When most people visit New York City for the first time, they blow through more cash than they thought possible. For starters, just about everything — food, nightlife, museums, shopping — costs more in Manhattan than it does in any other American city. In some instances, the splurges are worth it — a Broadway show, for example. But time and again, visitors end up flushing their time and money right down the most hyped or most familiar crapper. As a follow-up to our previous post, “Don’t get scammed: 5 ways New York City’s tourists get swindled,” here’s a look at the most common ways in which travelers needlessly waste their time and money when visiting New York City, and what you can do to travel smarter.
Double-decker bus tours
Every day, two major companies dispatch a small fleet of double-decker buses to loop around Manhattan and Brooklyn, stopping at most major attractions so that tourists (only tourists) can “hop off” at the neighborhood of interest or “hop on” after waiting upwards of 30 minutes. While driving, a tour guide spouts barely audible common knowledge and a few bits of amusing, if erroneous, NYC trivia.
And how much does this semi-convenient, somewhat-annoying jaunt around the city cost? About $50+ for a 48-hour pass; over three times the price of an unlimited-ride subway and bus pass from the MTA. Of course, some travelers may be wary of public transportation. Rest assured: NYC’s public transit is more reliable, faster, safer, and easier to navigate than the frequently re-routing double-decker bus system. Plus, given the steady-stream of musicians in the subway, it’s often more interesting too.
Plus, if you want a guided tour, note that there are numerous free walking tours throughout the city, including those from the Village Alliance in the West Village, the Lower East Side Visitors Center, the Times Square Alliance, the Grand Central Station Visitors Center, and the Central Park Conservancy, among others.
Three-hour queue-up at the Empire State Building
No doubt, it’s a beautiful view. But you don’t have to pay $19 (per person) and wait two to three hours in line in order to see the skyline. One option is to go to the Top of the Rock at Rockefeller Center — it’s just as expensive, but the view is arguably better (as you can see the Empire State Building in it) and the lines aren’t quite as brutal, most of the time. Alternatively, you can forego the cover-charge altogether and catch a cocktail at the swanky Salon De Ning on the roof of the Peninsula Hotel or check out our list of the best rooftop bars in New York. You’re not quite as elevated, but the view’s always better with a drink in hand.
Times Square’s franchise restaurants
In Manhattan, about the only place you’ll find an Applebee’s or a T.G.I. Friday’s is amidst the tourist crowds in Times Square. Whether the over-salted, mass-produced, largely homogenous cuisine is worth it in other towns is open to debate. But in New York City the menu prices at these restaurants skyrocket — at $20 for a burger, you can do much better in the nation’s culinary capital. If you’re in Times Square, walk just five- to 10 minutes west to Ninth and Tenth avenues where you’ll find dozens of superior restaurants that often cost less (Gallo Nero, Eatery, and Hallo Berlin are some of our nearby favorites).
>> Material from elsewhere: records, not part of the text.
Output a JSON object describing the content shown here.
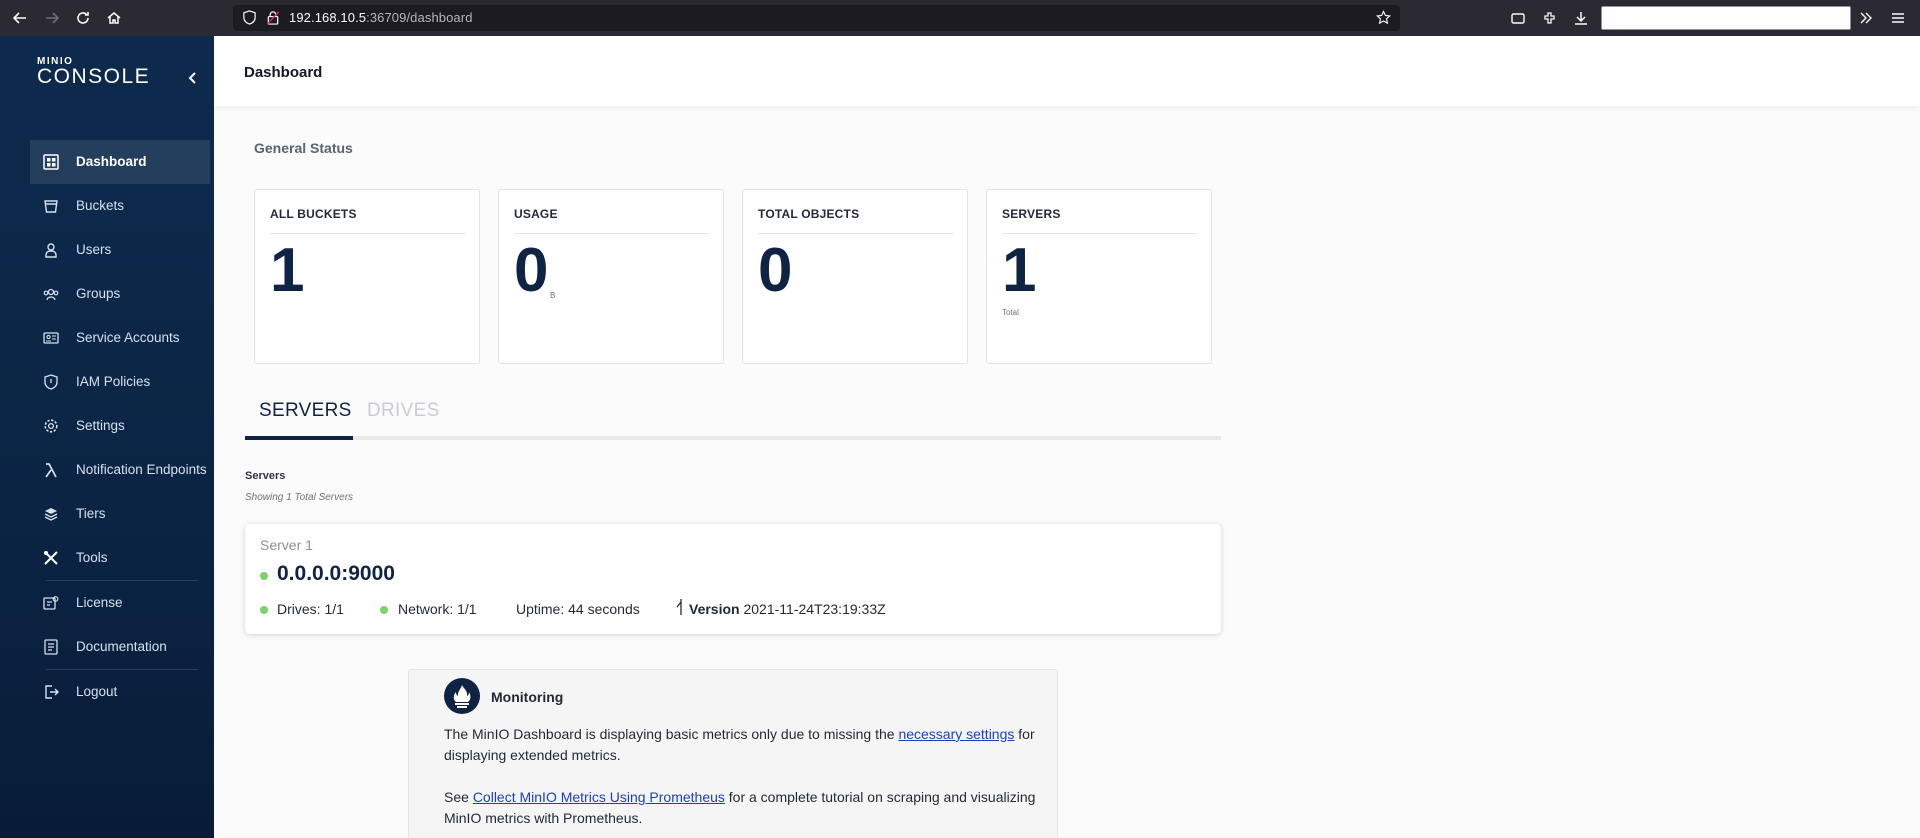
{
  "browser": {
    "url_host": "192.168.10.5",
    "url_rest": ":36709/dashboard"
  },
  "sidebar": {
    "logo_small": "MINIO",
    "logo_big": "CONSOLE",
    "items": [
      {
        "label": "Dashboard",
        "icon": "dashboard-icon",
        "active": true
      },
      {
        "label": "Buckets",
        "icon": "bucket-icon"
      },
      {
        "label": "Users",
        "icon": "user-icon"
      },
      {
        "label": "Groups",
        "icon": "groups-icon"
      },
      {
        "label": "Service Accounts",
        "icon": "service-accounts-icon"
      },
      {
        "label": "IAM Policies",
        "icon": "shield-icon"
      },
      {
        "label": "Settings",
        "icon": "gear-icon"
      },
      {
        "label": "Notification Endpoints",
        "icon": "lambda-icon"
      },
      {
        "label": "Tiers",
        "icon": "layers-icon"
      },
      {
        "label": "Tools",
        "icon": "tools-icon"
      },
      {
        "label": "License",
        "icon": "license-icon"
      },
      {
        "label": "Documentation",
        "icon": "documentation-icon"
      },
      {
        "label": "Logout",
        "icon": "logout-icon"
      }
    ]
  },
  "header": {
    "title": "Dashboard"
  },
  "general_status": {
    "title": "General Status",
    "cards": [
      {
        "title": "ALL BUCKETS",
        "value": "1",
        "unit": ""
      },
      {
        "title": "USAGE",
        "value": "0",
        "unit": "B"
      },
      {
        "title": "TOTAL OBJECTS",
        "value": "0",
        "unit": ""
      },
      {
        "title": "SERVERS",
        "value": "1",
        "unit": "Total"
      }
    ]
  },
  "tabs": {
    "servers": "SERVERS",
    "drives": "DRIVES"
  },
  "servers": {
    "label": "Servers",
    "subtitle": "Showing 1 Total Servers",
    "server": {
      "name": "Server 1",
      "endpoint": "0.0.0.0:9000",
      "drives": "Drives: 1/1",
      "network": "Network: 1/1",
      "uptime": "Uptime: 44 seconds",
      "version_label": "Version",
      "version_value": "2021-11-24T23:19:33Z"
    }
  },
  "monitoring": {
    "title": "Monitoring",
    "p1_before": "The MinIO Dashboard is displaying basic metrics only due to missing the ",
    "p1_link": "necessary settings",
    "p1_after": " for displaying extended metrics.",
    "p2_before": "See ",
    "p2_link": "Collect MinIO Metrics Using Prometheus",
    "p2_after": " for a complete tutorial on scraping and visualizing MinIO metrics with Prometheus."
  },
  "colors": {
    "sidebar_bg": "#0d2a4d",
    "accent": "#0f2344",
    "status_ok": "#7ad36a",
    "link": "#1a3fc4"
  }
}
Access the Met for any donation, really
The Metropolitan Museum of Art (“the Met”) has arguably the greatest collection of priceless artifacts anywhere in North America, and yet it’s open to the public free of charge (they merely ask that everyone donate what they can upon entry). Of course, the museum doesn’t want to be too forthcoming about this fact; misleading signage at the entrance that reads “$26.50 adult admission” and most tourists pay up without a second thought. If you can afford the suggested donation, by all means dig deep — preserving thousand-year-old tapestries is not cheap — but if all you can budget is an extra $5, don’t let it stop you from seeing the famous relics. Don’t worry about cynical looks from staffers either; they’ll probably just assume you’re a local.